_What is being asked_
Work through the data below and copy out every line where "title" is found.

Website and app data records
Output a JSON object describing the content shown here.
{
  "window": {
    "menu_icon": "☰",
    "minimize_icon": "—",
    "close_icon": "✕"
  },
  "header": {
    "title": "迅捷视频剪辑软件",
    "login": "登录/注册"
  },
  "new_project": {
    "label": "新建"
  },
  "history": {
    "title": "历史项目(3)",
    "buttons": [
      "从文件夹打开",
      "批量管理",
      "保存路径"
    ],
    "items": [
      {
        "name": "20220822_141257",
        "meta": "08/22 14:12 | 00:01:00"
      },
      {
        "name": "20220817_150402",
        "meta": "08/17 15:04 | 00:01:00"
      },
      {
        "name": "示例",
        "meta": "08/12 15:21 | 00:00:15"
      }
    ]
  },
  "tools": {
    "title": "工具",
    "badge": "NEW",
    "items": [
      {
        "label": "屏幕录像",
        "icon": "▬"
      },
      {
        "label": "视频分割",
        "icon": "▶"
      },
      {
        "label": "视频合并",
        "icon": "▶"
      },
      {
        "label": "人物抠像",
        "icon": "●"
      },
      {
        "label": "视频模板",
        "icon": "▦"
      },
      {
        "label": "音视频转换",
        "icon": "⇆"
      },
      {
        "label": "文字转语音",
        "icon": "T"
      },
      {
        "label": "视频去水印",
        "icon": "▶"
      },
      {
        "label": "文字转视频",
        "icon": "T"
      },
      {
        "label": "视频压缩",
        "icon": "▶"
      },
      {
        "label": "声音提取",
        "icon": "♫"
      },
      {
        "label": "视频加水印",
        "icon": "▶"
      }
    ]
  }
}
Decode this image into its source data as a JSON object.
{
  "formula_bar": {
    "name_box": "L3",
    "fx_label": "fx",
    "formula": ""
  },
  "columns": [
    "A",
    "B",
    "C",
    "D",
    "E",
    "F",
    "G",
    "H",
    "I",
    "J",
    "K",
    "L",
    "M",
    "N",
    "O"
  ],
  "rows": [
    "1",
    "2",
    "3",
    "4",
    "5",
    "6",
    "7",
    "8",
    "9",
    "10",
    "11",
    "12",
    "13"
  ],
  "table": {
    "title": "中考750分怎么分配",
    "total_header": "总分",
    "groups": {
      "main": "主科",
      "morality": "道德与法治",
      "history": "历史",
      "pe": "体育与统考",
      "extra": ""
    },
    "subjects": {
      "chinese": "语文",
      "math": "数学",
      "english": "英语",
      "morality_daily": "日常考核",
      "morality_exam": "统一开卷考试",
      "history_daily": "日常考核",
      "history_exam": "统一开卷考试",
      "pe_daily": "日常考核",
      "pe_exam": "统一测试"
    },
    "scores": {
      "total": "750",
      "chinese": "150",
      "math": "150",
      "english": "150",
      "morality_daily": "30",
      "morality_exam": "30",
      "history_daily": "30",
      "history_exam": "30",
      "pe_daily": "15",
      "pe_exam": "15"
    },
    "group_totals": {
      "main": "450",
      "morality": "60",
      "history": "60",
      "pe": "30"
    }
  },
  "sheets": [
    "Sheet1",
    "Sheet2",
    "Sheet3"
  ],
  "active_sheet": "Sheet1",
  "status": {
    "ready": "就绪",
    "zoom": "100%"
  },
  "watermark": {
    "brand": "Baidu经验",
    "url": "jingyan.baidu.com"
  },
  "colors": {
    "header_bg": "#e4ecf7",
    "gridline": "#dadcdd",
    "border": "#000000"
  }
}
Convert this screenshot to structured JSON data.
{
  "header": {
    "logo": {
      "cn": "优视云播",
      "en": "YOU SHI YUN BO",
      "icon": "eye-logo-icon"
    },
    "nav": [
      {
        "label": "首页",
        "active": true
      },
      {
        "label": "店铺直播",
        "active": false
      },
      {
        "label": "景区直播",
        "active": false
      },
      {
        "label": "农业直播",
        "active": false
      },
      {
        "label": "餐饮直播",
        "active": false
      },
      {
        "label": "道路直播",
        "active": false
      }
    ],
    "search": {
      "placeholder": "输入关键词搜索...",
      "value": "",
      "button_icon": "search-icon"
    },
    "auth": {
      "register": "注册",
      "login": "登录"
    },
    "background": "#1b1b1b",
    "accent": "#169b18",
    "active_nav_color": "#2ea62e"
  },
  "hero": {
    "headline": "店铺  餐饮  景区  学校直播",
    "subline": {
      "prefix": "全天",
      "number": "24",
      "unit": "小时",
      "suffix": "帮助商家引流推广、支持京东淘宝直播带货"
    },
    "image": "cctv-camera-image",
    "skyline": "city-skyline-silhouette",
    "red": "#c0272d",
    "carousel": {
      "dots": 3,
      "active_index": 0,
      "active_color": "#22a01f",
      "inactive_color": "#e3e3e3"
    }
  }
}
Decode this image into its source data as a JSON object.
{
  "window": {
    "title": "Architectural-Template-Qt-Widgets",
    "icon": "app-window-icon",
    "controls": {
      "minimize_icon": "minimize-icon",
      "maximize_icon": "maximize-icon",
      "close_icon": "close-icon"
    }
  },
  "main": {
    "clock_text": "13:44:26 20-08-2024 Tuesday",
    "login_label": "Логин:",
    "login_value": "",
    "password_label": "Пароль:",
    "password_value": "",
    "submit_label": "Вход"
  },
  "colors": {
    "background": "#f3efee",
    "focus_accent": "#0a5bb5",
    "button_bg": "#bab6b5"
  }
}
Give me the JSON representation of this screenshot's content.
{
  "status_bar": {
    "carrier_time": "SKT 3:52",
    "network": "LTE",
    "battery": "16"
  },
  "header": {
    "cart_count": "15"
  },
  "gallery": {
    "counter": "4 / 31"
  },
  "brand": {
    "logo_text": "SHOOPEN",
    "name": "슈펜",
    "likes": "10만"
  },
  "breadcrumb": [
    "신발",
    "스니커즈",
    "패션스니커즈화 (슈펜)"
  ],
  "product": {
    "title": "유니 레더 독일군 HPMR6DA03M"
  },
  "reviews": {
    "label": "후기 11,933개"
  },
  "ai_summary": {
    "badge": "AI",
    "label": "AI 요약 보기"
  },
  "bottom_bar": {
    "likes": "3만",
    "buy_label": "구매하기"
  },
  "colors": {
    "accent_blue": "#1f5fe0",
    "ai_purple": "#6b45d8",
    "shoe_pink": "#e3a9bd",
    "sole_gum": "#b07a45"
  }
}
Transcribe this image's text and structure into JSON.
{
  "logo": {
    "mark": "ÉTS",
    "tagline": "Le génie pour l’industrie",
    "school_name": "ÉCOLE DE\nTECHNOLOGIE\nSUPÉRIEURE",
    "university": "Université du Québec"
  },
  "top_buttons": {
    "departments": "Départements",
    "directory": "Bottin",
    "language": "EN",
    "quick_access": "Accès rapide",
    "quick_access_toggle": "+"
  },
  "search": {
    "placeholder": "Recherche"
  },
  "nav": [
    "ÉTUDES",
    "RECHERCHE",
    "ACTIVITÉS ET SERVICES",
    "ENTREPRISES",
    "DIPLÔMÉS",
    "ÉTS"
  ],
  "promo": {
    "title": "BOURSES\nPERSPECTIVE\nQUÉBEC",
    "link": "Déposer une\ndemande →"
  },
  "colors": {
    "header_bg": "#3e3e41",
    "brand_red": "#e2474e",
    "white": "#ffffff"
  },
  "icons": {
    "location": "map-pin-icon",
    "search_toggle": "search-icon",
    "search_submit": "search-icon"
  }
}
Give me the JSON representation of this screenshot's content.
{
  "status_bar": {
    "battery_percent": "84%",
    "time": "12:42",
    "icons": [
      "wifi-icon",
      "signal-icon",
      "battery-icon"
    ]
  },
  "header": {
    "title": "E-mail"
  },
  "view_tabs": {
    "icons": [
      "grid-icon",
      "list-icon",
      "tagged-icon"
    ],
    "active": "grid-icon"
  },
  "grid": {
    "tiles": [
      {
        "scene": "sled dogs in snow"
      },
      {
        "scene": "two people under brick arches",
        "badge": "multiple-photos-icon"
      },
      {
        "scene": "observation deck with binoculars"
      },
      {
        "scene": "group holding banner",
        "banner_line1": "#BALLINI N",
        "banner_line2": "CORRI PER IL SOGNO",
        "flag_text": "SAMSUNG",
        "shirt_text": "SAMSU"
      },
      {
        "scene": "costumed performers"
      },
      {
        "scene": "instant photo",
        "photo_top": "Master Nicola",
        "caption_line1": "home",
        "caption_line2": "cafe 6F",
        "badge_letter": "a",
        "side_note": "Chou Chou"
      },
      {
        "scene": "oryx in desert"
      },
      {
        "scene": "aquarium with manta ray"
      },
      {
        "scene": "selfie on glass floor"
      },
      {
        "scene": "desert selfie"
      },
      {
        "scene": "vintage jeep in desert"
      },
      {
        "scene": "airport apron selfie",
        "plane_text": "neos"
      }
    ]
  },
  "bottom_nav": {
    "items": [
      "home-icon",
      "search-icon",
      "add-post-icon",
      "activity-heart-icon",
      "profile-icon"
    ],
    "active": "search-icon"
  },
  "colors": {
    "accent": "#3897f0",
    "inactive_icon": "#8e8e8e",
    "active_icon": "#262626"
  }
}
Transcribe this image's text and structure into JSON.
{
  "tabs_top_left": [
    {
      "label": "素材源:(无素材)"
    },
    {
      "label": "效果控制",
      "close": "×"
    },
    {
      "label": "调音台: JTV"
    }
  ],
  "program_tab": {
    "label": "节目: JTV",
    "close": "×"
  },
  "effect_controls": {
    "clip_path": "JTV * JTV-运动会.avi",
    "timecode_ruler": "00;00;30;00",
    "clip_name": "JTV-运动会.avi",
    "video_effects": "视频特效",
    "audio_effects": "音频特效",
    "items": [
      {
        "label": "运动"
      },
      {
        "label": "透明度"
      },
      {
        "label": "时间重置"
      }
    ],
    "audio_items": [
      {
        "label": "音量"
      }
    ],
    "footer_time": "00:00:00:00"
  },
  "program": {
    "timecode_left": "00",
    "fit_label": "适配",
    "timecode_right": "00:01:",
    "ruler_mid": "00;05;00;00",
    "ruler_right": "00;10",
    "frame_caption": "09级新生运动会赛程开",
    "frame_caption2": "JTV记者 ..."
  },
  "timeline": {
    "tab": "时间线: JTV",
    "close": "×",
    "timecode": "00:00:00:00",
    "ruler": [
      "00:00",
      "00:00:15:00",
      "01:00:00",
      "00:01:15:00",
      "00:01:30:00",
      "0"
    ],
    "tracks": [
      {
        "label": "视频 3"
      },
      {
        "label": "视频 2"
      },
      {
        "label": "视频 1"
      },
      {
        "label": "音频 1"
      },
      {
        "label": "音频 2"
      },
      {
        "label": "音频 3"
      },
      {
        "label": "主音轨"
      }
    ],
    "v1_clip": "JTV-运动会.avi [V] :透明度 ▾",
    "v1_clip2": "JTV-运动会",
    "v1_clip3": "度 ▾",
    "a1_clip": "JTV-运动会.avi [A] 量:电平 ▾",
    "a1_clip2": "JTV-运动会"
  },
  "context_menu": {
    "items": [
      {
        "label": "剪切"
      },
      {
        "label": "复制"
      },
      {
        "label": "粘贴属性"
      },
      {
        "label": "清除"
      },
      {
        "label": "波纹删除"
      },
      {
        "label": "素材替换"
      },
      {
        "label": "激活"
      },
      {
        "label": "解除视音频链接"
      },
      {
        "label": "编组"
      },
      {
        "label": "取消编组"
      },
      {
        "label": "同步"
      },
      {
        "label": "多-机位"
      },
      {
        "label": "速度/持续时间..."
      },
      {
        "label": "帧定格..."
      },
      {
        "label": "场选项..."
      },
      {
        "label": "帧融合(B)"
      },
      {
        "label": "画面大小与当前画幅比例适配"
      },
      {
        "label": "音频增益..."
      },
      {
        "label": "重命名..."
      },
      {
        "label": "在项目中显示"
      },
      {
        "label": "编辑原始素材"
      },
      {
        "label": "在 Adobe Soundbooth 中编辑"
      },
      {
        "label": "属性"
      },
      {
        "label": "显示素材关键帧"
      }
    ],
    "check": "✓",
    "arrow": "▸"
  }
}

_Expected answer_
    "title": "迅捷视频剪辑软件",
    "title": "历史项目(3)",
    "title": "工具",
    "title": "中考750分怎么分配",
    "title": "Architectural-Template-Qt-Widgets",
    "title": "유니 레더 독일군 HPMR6DA03M"
    "title": "BOURSES\nPERSPECTIVE\nQUÉBEC",
    "title": "E-mail"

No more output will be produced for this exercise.